I nurture you.

I need my own nurturing.

I am attentive to your full and healthy development.

I am still becoming my authentic and healthy self.

I love you in ways words are inadequate to describe.

I fail to behave lovingly even when that is what you need most.

My best intentions are often realized, even in difficult moments.

I make amends, and deserve forgiveness, when my actions aren’t ideal.

My love is for you is unending, unfathomable, and unrelenting.

My love is bestowed unevenly but done to the best of my ability.

I am a mother — your real, un-perfect mother — and I am grateful to fill this role for you.

What did we envision for our family?

I’m presently training to teach Simplicity Parenting, the work of Kim John Payne. The book, the subtitle of which is “using the extraordinary power of less to raise calmer, happier, and more secure kids,” is thought-provoking, inspiring, challenging, and useful to anyone living with a child under their roof.

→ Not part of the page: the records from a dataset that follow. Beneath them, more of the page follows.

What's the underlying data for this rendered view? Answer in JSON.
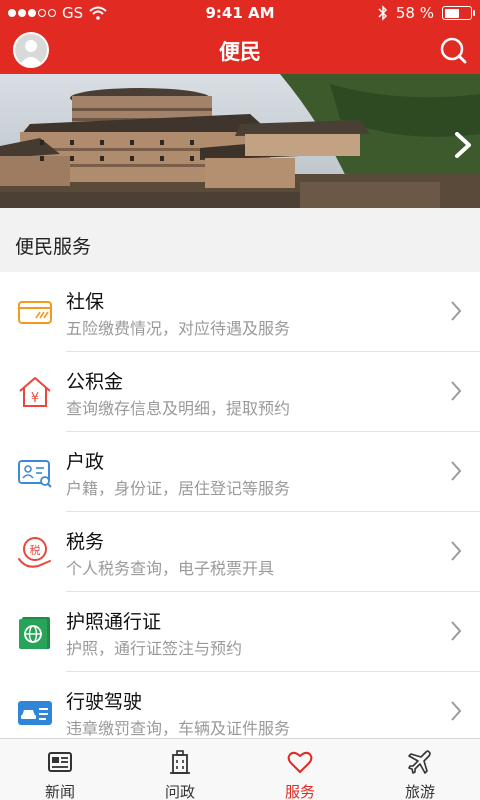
{
  "status_bar": {
    "carrier": "GS",
    "time": "9:41 AM",
    "battery": "58 %",
    "battery_level": 0.58,
    "signal_bars": 3,
    "signal_total": 5
  },
  "header": {
    "title": "便民",
    "avatar_icon": "avatar-icon",
    "search_icon": "search-icon"
  },
  "banner": {
    "image": "tulou-village-photo",
    "next_icon": "chevron-right-icon"
  },
  "section": {
    "title": "便民服务"
  },
  "services": [
    {
      "icon": "card-icon",
      "title": "社保",
      "subtitle": "五险缴费情况，对应待遇及服务"
    },
    {
      "icon": "house-yuan-icon",
      "title": "公积金",
      "subtitle": "查询缴存信息及明细，提取预约"
    },
    {
      "icon": "id-card-search-icon",
      "title": "户政",
      "subtitle": "户籍，身份证，居住登记等服务"
    },
    {
      "icon": "tax-hand-icon",
      "title": "税务",
      "subtitle": "个人税务查询，电子税票开具"
    },
    {
      "icon": "passport-globe-icon",
      "title": "护照通行证",
      "subtitle": "护照，通行证签注与预约"
    },
    {
      "icon": "car-license-icon",
      "title": "行驶驾驶",
      "subtitle": "违章缴罚查询，车辆及证件服务"
    }
  ],
  "tabs": [
    {
      "icon": "news-icon",
      "label": "新闻",
      "active": false
    },
    {
      "icon": "government-building-icon",
      "label": "问政",
      "active": false
    },
    {
      "icon": "heart-icon",
      "label": "服务",
      "active": true
    },
    {
      "icon": "airplane-icon",
      "label": "旅游",
      "active": false
    }
  ],
  "colors": {
    "brand_red": "#e02a22",
    "card_orange": "#f39a1e",
    "home_red": "#e8473a",
    "id_blue": "#3d8bd6",
    "passport_green": "#27a35a",
    "car_blue": "#2f86d8"
  }
}
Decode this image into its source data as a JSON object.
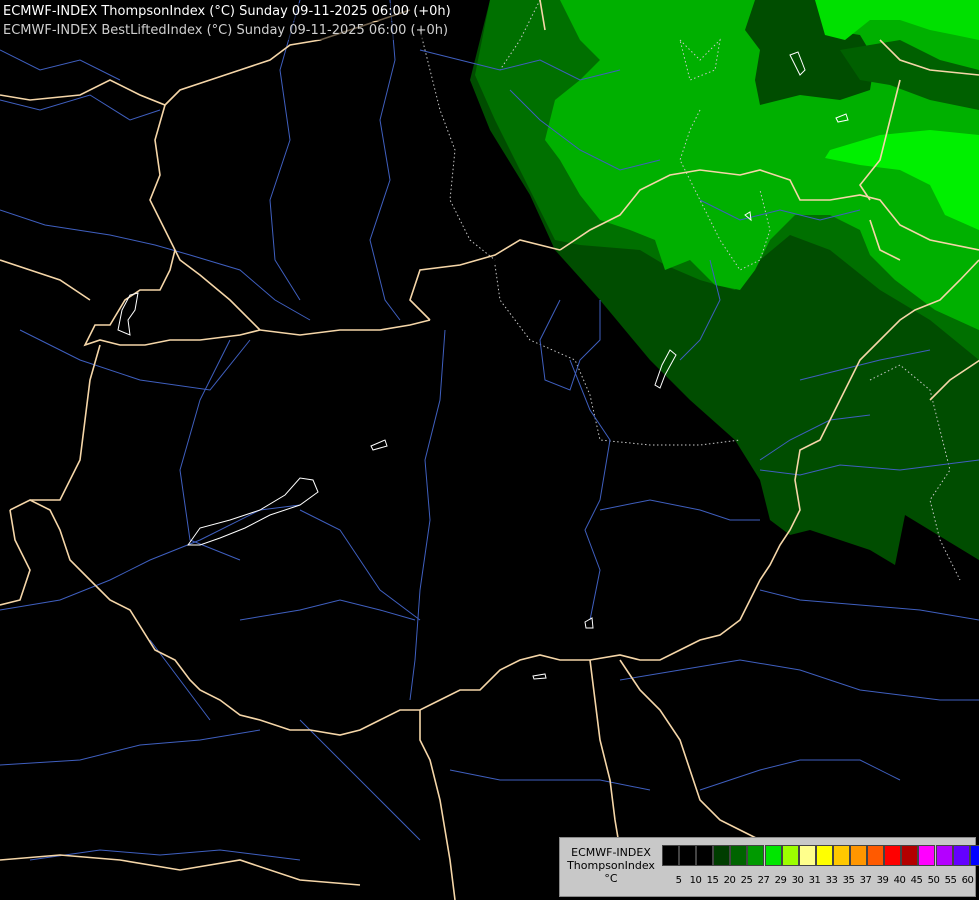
{
  "header": {
    "line1": "ECMWF-INDEX ThompsonIndex (°C) Sunday 09-11-2025 06:00 (+0h)",
    "line2": "ECMWF-INDEX BestLiftedIndex (°C) Sunday 09-11-2025 06:00 (+0h)"
  },
  "legend": {
    "model": "ECMWF-INDEX",
    "parameter": "ThompsonIndex",
    "unit": "°C",
    "levels": [
      "5",
      "10",
      "15",
      "20",
      "25",
      "27",
      "29",
      "30",
      "31",
      "33",
      "35",
      "37",
      "39",
      "40",
      "45",
      "50",
      "55",
      "60"
    ],
    "colors": [
      "#000000",
      "#000000",
      "#000000",
      "#003d00",
      "#006400",
      "#009a00",
      "#00e600",
      "#9cff00",
      "#ffff8c",
      "#ffff00",
      "#ffc800",
      "#ff9600",
      "#ff5a00",
      "#ff0000",
      "#b40000",
      "#ff00ff",
      "#b400ff",
      "#6400ff",
      "#0000ff"
    ]
  },
  "map": {
    "colors": {
      "background": "#000000",
      "border": "#f5d6a8",
      "river": "#3f5fbf",
      "lake": "#ffffff",
      "dotted": "#c8c8c8",
      "green_dark": "#004d00",
      "green_mid": "#006f00",
      "green_bright": "#00b400",
      "green_brightest": "#00ff00"
    }
  }
}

When I first began reading the book, one thing really stuck out. Payne writes about rediscovering one’s vision for one’s family. Specifically he asks, “How did you imagine your children? How did you picture yourselves as parents?… How did you imagine your home, with children?” What got me was that I’d focused most of my visioning energy on the pregnancy and helping to grow a healthy baby. While I’d definitely journaled about and imagined being a parent and a family of three, I hadn’t spent much creative process on the future after baby’s birth. Since I’ll be helping lead others through Simplicity Parenting, I figured now was a good time to reacquaint myself with the visions I had had and also ruminate on what other pictures were in my heart and mind.

In my imagination…

  • There are warm voices asking each other gentle questions, seeking to understand and know the others at depth. Between the phrases spoken is open silence that invites response and is present to hear what’s said and what’s left unspoken.
  • There are infectious giggles and peals of laughter as the family plays and shares the lightness of their spirits. Joy is palpable and appreciation can be felt in the air.
  • Hands are linked in work and repose showing the unity of the family and the comfort they find in each other’s company and partnership. There is a “we” here while still giving plenty of room for the individual “me”s.
  • Faces show love, concern, affection, gratitude, contentment, and joy as the three lives intertwine and the connections grow deeper and stronger yet also more flexible.
  • Respect is seen in courteous acts and heard in kind words. Love is manifest in gentle, warm touch. Honor is given for the sacredness of each person, exactly as they are.
  • Rituals are created that carry forward past traditions in new ways that suit our family, our values, our wishes. Reverence is given for life, for each other, and for the family that is ever becoming.
  • Hurdles are addressed and overcome, growth is discussed and encouraged, losses are acknowledged and grieved, wins are called out and celebrated. Experiences are shared, savored, and safely treasured in family memories.

I don’t know where our family will travel during our life together. I pray that the journey will be smooth and we will all make safe passage on to whatever is next for each of us. I know that we are truly blessed to be on this voyage and hold a vision of a deeply connected, loving, and joy-filled home. I look forward to playing my part in realizing these dreams and also to doing what I can to help other families manifest their most sacred visions.

“When we act out of reverence, instead of fear, our motivation is stronger, our inspiration boundless.”

~ Kim John Payne

Now that’s what I call reverence and appreciation for life’s magic!